Change in Focus at Loyola University Museum of Art
Over the past 14 years, Loyola University Museum of Art (LUMA) has become a valuable resource for our faculty, staff, and students and an important venue for student art expression, internships, and intellectual inquiry. The museum has served as an integral part of Loyola University Chicago, contributing much to the University’s academic landscape and affirming our Jesuit, Catholic traditions through art and culture.
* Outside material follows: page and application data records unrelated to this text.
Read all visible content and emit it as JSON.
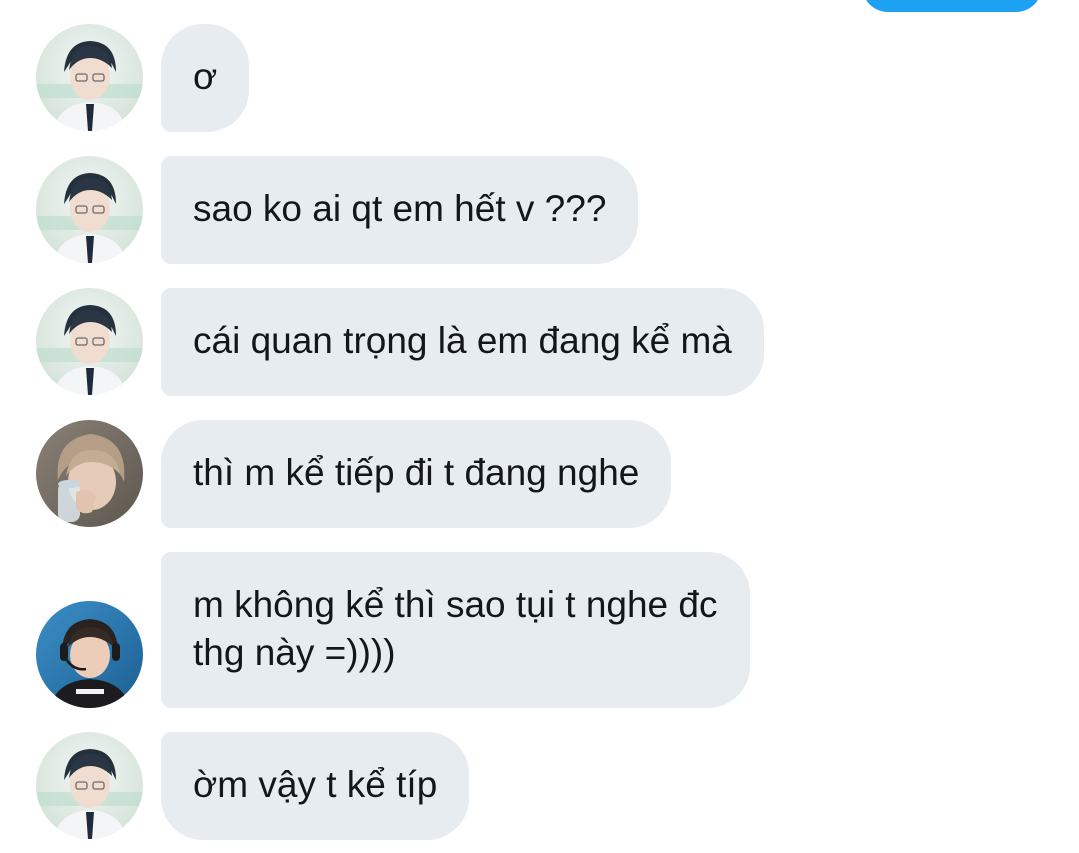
{
  "conversation": {
    "messages": [
      {
        "text": "ơ",
        "sender": "user-a",
        "avatar": "avatar-icon"
      },
      {
        "text": "sao ko ai qt em hết v ???",
        "sender": "user-a",
        "avatar": "avatar-icon"
      },
      {
        "text": "cái quan trọng là em đang kể mà",
        "sender": "user-a",
        "avatar": "avatar-icon"
      },
      {
        "text": "thì m kể tiếp đi t đang nghe",
        "sender": "user-b",
        "avatar": "avatar-icon"
      },
      {
        "text": "m không kể thì sao tụi t nghe đc\nthg này =))))",
        "sender": "user-c",
        "avatar": "avatar-icon"
      },
      {
        "text": "ờm vậy t kể típ",
        "sender": "user-a",
        "avatar": "avatar-icon"
      }
    ]
  },
  "colors": {
    "received_bubble": "#e6ecf0",
    "sent_bubble": "#1da1f2",
    "text": "#14171a"
  }
}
As its spring exhibitions come to a close in June, LUMA’s scope of operations will be adjusted from its current operating model. It will remain—as it has since its inception—within the administrative services structure of the University and will not migrate into any particular school. It will no longer be open to the public for daily admission, but will function as both a special event and exhibition space for internal and external groups. It will also continue to serve classes that arrange museum visits throughout the year, supporting academic enterprise across the University through its collections, exhibitions, and educational programs.
The University will maintain its care for and display of the D’Arcy Collection of medieval, Renaissance, and Baroque art. The museum will continue to show its beloved annual Crèche exhibition and solicit both internal student and/or faculty exhibitions as well as periodic external exhibitions. Additionally, the museum will have the ability to showcase numerous other University-owned holdings, including many pieces from the Cuneo Mansion.
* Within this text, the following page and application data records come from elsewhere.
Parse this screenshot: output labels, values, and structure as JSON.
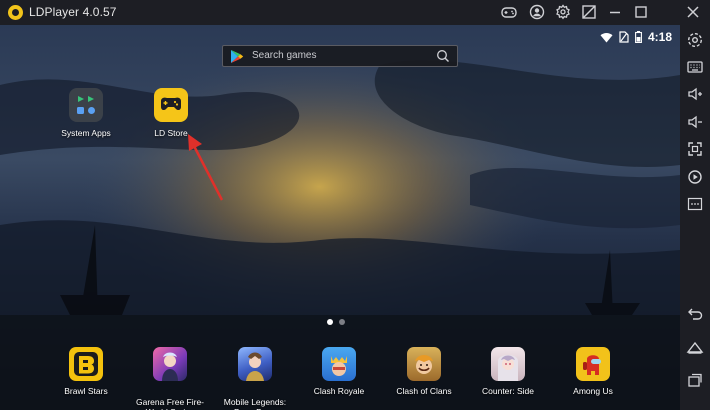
{
  "window": {
    "title": "LDPlayer 4.0.57"
  },
  "titlebar_icons": [
    "gamepad-icon",
    "account-icon",
    "settings-gear-icon",
    "screenshot-icon",
    "minimize-icon",
    "maximize-icon",
    "close-icon"
  ],
  "status_bar": {
    "time": "4:18",
    "icons": [
      "wifi-icon",
      "no-sim-icon",
      "battery-icon"
    ]
  },
  "search": {
    "placeholder": "Search games"
  },
  "desktop_apps": [
    {
      "label": "System Apps",
      "icon": "system-apps-icon"
    },
    {
      "label": "LD Store",
      "icon": "ld-store-icon"
    }
  ],
  "page_indicator": {
    "pages": 2,
    "current": 1
  },
  "dock_apps": [
    {
      "label": "Brawl Stars",
      "icon": "brawl-stars-icon",
      "color": "#f4c20d"
    },
    {
      "label": "Garena Free Fire-\nWorld Series",
      "icon": "free-fire-icon",
      "color": "#c84a8a"
    },
    {
      "label": "Mobile Legends:\nBang Bang",
      "icon": "mobile-legends-icon",
      "color": "#4a6fc8"
    },
    {
      "label": "Clash Royale",
      "icon": "clash-royale-icon",
      "color": "#3a8be0"
    },
    {
      "label": "Clash of Clans",
      "icon": "clash-of-clans-icon",
      "color": "#d8a040"
    },
    {
      "label": "Counter: Side",
      "icon": "counter-side-icon",
      "color": "#e8d8dc"
    },
    {
      "label": "Among Us",
      "icon": "among-us-icon",
      "color": "#f2c21a"
    }
  ],
  "sidebar_icons": [
    "settings-icon",
    "keyboard-icon",
    "volume-up-icon",
    "volume-down-icon",
    "fullscreen-icon",
    "record-icon",
    "more-icon",
    "back-icon",
    "home-icon",
    "recent-apps-icon"
  ],
  "colors": {
    "accent": "#f5c518",
    "chrome": "#1d1e24",
    "annotation_arrow": "#e0302a"
  }
}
Loyola has begun a search for LUMA’s new curatorial leader, who will be responsible for not only caring for and leading exhibitions of the museum’s internal collections but also engaging the University with both internal—especially student-led—and external exhibitions and shaping student internship opportunities.
In addition, the University has voluntarily withdrawn LUMA’s accreditation with the American Alliance of Museums, as the alliance’s rigorous requirements were a primary driver of the continued and increasing operating deficits. It will also integrate other staff members from across the University into the operations of the museum. This will allow the University to prioritize resources in support of the museum’s academic focus and use the museum space for special events while maintaining the visibility of its collections and exhibitions.